The Latest: Vos confirms health care on lame-duck agenda
MADISON, Wis. (AP) — The latest on plans for Wisconsin’s lame-duck legislative session next week:
Assembly Speaker Robin Vos confirms that Republicans will try to pass a bill guaranteeing health insurance for people with pre-existing conditions when they convene a lame-duck legislative session next week.
Vos outlined GOP priorities in an emailed newsletter from his office late Thursday.
Vos notes that the Assembly approved a bill on pre-existing conditions last year and sent it to the Senate. He says he looks forward to seeing such legislation become law.
Vos didn’t say what else Republicans would take up.
Republican lawmakers are considering passing a bill guaranteeing health insurance for people with pre-existing conditions as part of a lame-duck legislative session next week.
Two people with knowledge of the discussions tell The Associated Press on Thursday that the bill is in the mix.
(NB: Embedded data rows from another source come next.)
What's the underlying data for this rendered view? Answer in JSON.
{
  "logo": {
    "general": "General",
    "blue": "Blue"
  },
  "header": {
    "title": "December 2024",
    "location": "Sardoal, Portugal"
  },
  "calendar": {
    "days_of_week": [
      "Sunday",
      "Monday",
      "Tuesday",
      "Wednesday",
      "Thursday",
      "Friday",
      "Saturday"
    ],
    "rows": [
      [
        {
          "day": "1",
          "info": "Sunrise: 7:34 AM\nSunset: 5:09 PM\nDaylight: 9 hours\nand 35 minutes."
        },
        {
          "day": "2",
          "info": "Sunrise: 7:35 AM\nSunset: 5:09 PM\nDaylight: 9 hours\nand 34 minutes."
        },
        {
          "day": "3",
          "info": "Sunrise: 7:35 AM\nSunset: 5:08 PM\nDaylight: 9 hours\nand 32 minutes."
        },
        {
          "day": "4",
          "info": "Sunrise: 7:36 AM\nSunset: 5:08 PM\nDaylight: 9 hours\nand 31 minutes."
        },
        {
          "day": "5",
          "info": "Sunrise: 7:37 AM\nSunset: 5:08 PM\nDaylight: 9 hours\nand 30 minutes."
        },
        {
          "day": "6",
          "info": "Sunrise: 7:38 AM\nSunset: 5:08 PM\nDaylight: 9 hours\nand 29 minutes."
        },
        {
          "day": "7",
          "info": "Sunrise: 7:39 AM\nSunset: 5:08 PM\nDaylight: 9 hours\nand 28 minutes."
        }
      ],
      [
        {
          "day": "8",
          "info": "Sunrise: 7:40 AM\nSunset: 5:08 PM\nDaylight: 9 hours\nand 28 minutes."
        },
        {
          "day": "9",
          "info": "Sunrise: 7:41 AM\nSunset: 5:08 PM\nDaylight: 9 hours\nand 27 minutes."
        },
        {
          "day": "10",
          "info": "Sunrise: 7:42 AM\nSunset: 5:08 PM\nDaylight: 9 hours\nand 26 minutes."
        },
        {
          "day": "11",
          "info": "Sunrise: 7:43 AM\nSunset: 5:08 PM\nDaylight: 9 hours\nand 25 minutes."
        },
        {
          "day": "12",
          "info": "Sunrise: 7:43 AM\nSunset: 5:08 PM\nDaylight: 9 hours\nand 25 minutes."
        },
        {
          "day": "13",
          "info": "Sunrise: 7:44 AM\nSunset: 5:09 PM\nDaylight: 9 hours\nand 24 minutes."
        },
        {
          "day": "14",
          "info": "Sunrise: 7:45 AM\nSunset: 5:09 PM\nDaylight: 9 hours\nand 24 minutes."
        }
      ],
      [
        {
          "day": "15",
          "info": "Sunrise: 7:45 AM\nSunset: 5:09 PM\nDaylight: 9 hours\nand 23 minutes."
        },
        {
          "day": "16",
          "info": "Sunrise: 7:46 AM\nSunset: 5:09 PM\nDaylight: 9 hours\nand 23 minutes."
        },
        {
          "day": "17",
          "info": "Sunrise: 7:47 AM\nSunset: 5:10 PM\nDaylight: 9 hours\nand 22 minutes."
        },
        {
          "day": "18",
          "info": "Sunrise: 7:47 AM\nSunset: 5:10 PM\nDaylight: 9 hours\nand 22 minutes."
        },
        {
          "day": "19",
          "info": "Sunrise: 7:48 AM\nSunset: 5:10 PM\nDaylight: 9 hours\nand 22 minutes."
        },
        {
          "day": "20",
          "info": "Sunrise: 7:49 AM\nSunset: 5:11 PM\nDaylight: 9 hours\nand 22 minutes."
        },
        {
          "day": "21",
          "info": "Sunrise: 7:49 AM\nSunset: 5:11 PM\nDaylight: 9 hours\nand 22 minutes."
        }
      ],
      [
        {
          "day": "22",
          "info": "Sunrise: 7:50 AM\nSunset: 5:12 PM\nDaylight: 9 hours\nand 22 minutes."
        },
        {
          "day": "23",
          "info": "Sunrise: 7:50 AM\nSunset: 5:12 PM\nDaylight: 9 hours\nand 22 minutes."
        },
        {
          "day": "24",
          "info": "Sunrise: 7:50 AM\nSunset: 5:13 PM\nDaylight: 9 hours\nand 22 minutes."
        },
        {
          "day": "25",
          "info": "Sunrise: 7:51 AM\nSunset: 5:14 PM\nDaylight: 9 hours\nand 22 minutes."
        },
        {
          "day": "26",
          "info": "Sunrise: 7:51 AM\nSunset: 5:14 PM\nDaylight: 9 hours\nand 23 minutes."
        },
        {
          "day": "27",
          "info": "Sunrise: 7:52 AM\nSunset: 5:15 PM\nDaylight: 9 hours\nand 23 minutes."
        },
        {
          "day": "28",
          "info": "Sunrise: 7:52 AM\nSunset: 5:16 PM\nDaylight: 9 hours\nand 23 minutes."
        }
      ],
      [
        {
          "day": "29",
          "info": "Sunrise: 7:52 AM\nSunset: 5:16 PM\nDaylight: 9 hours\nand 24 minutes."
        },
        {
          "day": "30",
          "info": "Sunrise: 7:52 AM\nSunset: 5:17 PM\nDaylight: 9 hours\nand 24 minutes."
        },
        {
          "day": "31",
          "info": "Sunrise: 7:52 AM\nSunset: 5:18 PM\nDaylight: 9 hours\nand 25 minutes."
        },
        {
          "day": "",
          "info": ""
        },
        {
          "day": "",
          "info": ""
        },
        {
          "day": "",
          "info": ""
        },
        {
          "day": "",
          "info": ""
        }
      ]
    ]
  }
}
They requested anonymity because they were not authorized to describe the discussions.
Lawmakers have not said exactly what they will take up in the session planned before Democratic Gov.-elect Tony Evers takes office.
Other ideas being considered include moving the 2020 presidential primary election and limiting Evers’ ability to appoint members of the state economic development agency.
The Assembly passed a pre-existing conditions bill last year, but the Senate never took it up.
--By Scott Bauer in Madison.
The Republican leader of the Wisconsin Senate says a lame-duck session to pass a series of GOP priorities before Democratic Gov.-elect Tony Evers takes office could commence as soon as Tuesday.
Senate Majority Leader Scott Fitzgerald told the Wisconsin State Journal on Thursday that bills could be made public Friday, with a public hearing Monday followed by floor votes on Tuesday.
Republicans have repeatedly said they hoped to return in a lame-duck session next week. They have not said definitely what issues will be taken up, but they are considering moving the 2020 presidential primary in an effort to improve the chances that conservative Wisconsin Supreme Court Justice Dan Kelly will win election.
Other ideas include institute Medicaid work requirements that Evers opposes and reducing appointments he can make to the state’s economic development agency.